Will the Academy’s review be a whitewash? We hope not. But we are concerned that they may suffer from a lack of vision, and ambition, in trying to fix the problems in medicine.
So here is our call to arms, in a BMJ editorial. Like everything, I hope it is accessible to a general audience as well as doctors and researchers, because we need everyone’s help to fix these problems. We demonstrably cannot move forward on our own, because we have not.
And now, in whispering tones: this list of fixes is taken from a longer list in the last chapter of my super secret new book on statins, out in six months, which I am “not yet talking about” in public (you heard it here first). In that book I set out the evidence on statins, what we know, what we don’t know, and how we can get better data. Then, I set out a Better Medicine Manifesto: clear, deliverable fixes, that will make medicine better, to a soft metal soundtrack.

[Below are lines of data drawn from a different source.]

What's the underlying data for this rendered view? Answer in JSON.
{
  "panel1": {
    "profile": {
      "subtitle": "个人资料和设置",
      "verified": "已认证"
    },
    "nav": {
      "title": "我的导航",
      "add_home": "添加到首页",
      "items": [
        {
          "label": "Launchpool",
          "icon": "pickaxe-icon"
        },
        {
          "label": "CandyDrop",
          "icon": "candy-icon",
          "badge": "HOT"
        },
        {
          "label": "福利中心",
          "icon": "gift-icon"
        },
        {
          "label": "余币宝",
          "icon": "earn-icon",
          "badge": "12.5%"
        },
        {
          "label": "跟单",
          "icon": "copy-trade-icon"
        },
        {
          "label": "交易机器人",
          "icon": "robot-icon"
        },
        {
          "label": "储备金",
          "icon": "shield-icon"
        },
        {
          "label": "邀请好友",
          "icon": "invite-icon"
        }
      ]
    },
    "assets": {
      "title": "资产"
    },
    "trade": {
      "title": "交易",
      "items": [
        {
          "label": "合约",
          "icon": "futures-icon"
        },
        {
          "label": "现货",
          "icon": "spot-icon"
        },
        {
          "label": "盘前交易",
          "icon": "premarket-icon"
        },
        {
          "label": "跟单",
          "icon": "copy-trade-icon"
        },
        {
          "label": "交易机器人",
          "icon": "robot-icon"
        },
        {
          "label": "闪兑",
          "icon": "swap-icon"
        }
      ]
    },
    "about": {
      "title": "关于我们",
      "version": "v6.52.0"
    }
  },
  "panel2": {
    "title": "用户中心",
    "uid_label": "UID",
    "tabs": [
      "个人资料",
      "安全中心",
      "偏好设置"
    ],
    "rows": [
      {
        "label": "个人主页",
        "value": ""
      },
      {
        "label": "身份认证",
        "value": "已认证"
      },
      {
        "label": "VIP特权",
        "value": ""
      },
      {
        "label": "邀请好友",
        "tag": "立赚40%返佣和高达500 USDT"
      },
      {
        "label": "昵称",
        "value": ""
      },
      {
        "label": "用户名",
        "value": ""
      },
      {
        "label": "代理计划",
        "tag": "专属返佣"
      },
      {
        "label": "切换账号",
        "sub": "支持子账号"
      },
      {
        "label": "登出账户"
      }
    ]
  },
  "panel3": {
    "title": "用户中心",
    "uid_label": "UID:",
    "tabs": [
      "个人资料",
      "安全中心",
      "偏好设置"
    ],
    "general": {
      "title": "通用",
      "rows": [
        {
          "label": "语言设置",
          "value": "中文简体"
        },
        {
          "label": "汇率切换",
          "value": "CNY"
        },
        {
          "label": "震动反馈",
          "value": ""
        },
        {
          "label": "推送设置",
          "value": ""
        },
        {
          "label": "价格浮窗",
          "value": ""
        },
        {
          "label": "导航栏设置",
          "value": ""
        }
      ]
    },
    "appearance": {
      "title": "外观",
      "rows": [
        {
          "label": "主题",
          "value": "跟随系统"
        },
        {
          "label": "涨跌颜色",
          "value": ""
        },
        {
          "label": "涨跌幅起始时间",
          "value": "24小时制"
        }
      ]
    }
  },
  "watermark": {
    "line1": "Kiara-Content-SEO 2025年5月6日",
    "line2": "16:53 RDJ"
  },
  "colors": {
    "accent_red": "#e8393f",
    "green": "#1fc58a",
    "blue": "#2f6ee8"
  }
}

This link will get you free access to the BMJ piece:
Here are a couple of fairly detailed interviews I’ve done over the last two weeks, both on the problem of clinical trial results being withheld.
The first is with On The Media, an excellent NPR show, the clip is here. Read the rest of this entry »
As you’ll hopefully know by now from reading Bad Science, Bad Pharma, and my endless columns on the subject, medicine has a problem: the results of clinical trials are routinely and legally withheld from doctors, researchers, and patients. We started the AllTrials.net campaign two years ago to build a global campaign on this issue, and we’ll be publishing a big roundup of what we’ve done soon, along with (crucially, I think) our tactics and methods, in a spirit of pooling knowledge on how to achieve policy change for problems in science. Please do get your professional body to sign up.
This week there was an amazing landmark announcement from the World Health Organisation: they have come out and said that everyone must share the results of their clinical trials, within 12 months of completion, including old trials (since those are the trials conducted on currently used treatments). This is great news, but it’s not enough. The WHO announcement was in PLoS Medicine, with a commentary from WHO staff explaining their reasoning (it’s very good) and a commentary from me, explaining why we need to audit missing data, and act on that audit data.
This, I think, is the only way forward. We have seen that the FDA are unwilling to implement the laws they have available to them, and that other countries such as the UK are unwilling even to consider such legislation. In the absence of serious engagement on this issue from the policy community, now doctors, payers (such as the NHS), and enlightened funders need to take action themselves. If we fail to do so, we may be judged harshly by our patients. Read the rest of this entry »